Now let me just preface this by saying that Marilyn Monroe had an extra toe. She was a fox. She had that breathy voice and lovely body. So if someone as famous and fabulous as her had an extra tootsie, it means there’s nothing wrong or weird about having an extra digit. Okay?
I’m not platinum blonde and you won’t catch me posing over a grate with a strong breeze blasting up my dress, but I did have an extra finger. I was extracted from the womb with a cranky red face, raging red hair, and my two fists angrily clenched. Such a cranky baby was I that I refused to unclench them until I was two days old, and then the errant appendage was revealed.
It’s not a big deal, apparently, quite common. Mum didn’t faint from horror and the nurse didn’t offer to drown me in a bucket and to never mention the whole thing again. But it was pretty useless, sticking out there next to my right pinkie. So off it came. Chop chop.
You can barely tell there was ever anything there. I didn’t really think about it much as I grew up, unless I bashed my hand against something then the tiny scar hurt like hell. Also when I get nervous or scared, it tingles unbearably. So there still must be a few nerves there.
It was never common knowledge until Year 9 when two things happened simultaneously: we started a Genetics unit in science class and began to read The Chrysalids in English class. Everyone loved Genetics, because we learned all about the freaky things that occur When Chromosomes Attack! And the John Wyndham book tied in nicely, a high school classic that takes place in a post-nuclear holocaust world. There were some crazy Chernobyl-esque mutations happening. In this ultra-religious society, anyone considered different was seen as an abomination and banished to the Fringes. The book had some great themes but of course being stupid students we chose to focus on making jokes about the freaky people.
During one rowdy class discussion, my dear friend Jenny looked at me suddenly, a big grin spreading over her face. “Heyyyyy…”
“Don’t even think about it!” I hissed.
“Hey, everyone. Shauna’s got an extra finger.”
“What!??!” one teacher and a couple dozen students chorused.
“I don’t have it anymore!”
“Shauna’s got an extra finger? Well! Get thee to The Fringes!” boomed my English teacher.
“Accursed is the mutant!” The whole class howled and pounded their tables in glee. I shrank down into my seat and hoped to die.

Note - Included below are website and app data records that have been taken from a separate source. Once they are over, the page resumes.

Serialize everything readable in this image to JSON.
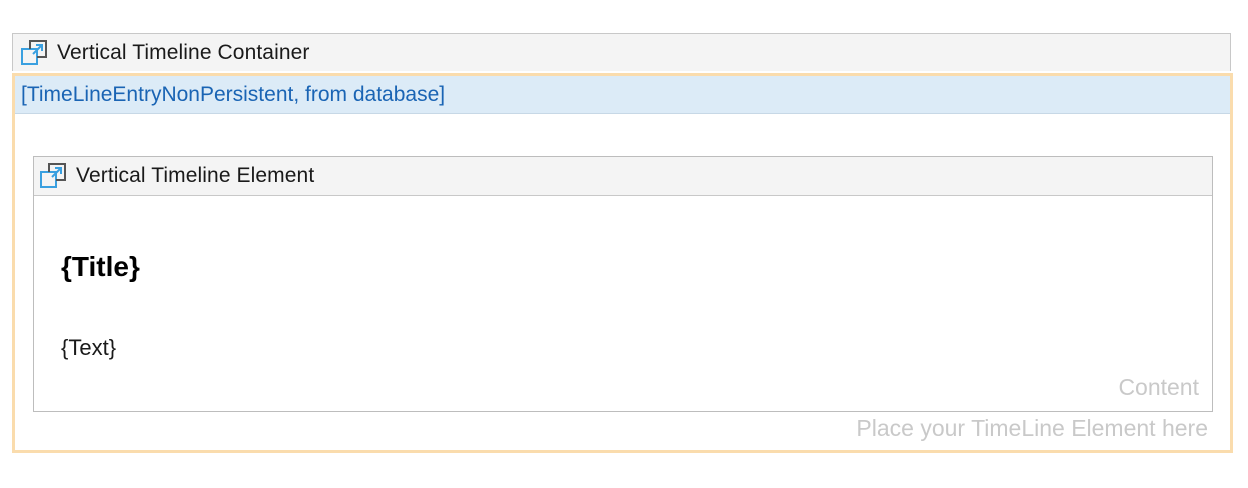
{
  "container": {
    "title": "Vertical Timeline Container",
    "icon": "widget-icon",
    "datasource": "[TimeLineEntryNonPersistent, from database]",
    "placeholder": "Place your TimeLine Element here",
    "border_color": "#fadcad"
  },
  "element": {
    "title": "Vertical Timeline Element",
    "icon": "widget-icon",
    "title_field": "{Title}",
    "text_field": "{Text}",
    "content_hint": "Content"
  },
  "colors": {
    "icon_blue": "#3aa0e0",
    "icon_dark": "#555555",
    "datasource_bg": "#dcebf7",
    "datasource_text": "#1a64b4"
  }
}
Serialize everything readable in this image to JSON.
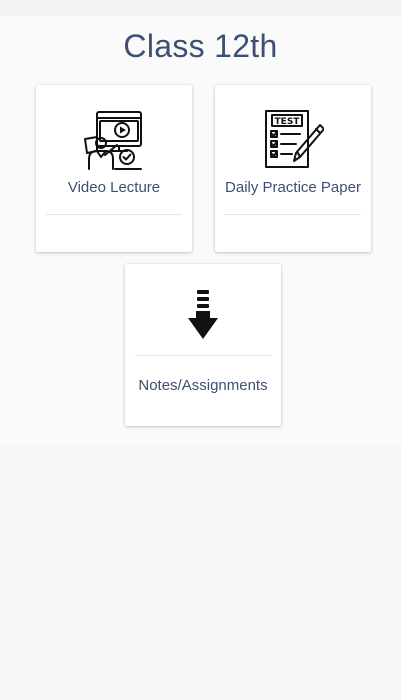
{
  "page": {
    "title": "Class 12th"
  },
  "cards": {
    "video": {
      "label": "Video Lecture",
      "icon": "video-lecture-icon"
    },
    "dpp": {
      "label": "Daily Practice Paper",
      "icon": "test-paper-icon",
      "icon_text": "TEST"
    },
    "notes": {
      "label": "Notes/Assignments",
      "icon": "download-arrow-icon"
    }
  },
  "colors": {
    "title_text": "#3d5073",
    "background": "#f7f7f7",
    "card": "#ffffff"
  }
}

After that I became somewhat of a sideshow attraction. Later on in our Genetics class, Jenny piped up again. “Shauna’s got an extra finger.”
“Shauna’s got an extra finger?” cackled my Science teacher. “Well Shauna, how about you come out the front and tell everyone all about it?”
“But… but… I don’t have it anymore. I haven’t had it since I was two days old!”
“That doesn’t matter! We shall revel in your freakiness anyway.”
I slumped down in my chair and refused to move. So Jenny decided she would field all the questions on my behalf, as I sat there with my face burning red.
“So Shauna’s Mum freaked out when she saw the finger,” Jenny explained as the curious class gathered round my desk. “She couldn’t stand it. So guess what she did? She bit it off!”
“Jenny!” I hit her with my pencil case, but she would not be stopped.
“And she kept it. She spat it out right into an old Vegemite jar. It’s still at their house. On top of the telly. Floating in that preserving stuff. I’ve seen it.”
Everyone whooped and cheered and demanded to see where the finger was. So I just held out my hand and let them look as I sulked away.
That night, a girl in my class went home and told her family about Shauna’s Extra Finger as they sat around the dinner table. Her little sister was so fascinated/horrified that she couldn’t finish her potatoes. The next morning that little girl went off to kindergarten. It was time for Show And Tell. She volunteered to go first. She had nothing to show but plenty to tell. Thirty horrified baby faces and one shocked teacher listened in awe as she described in graphic detail how my mother bit off my wayward finger and kept it in a jar on top of our television. That shocked kindergarten teacher happened to be my mother.
News travels fast in country towns. Needless to say I had some explaining to do when I got home that day.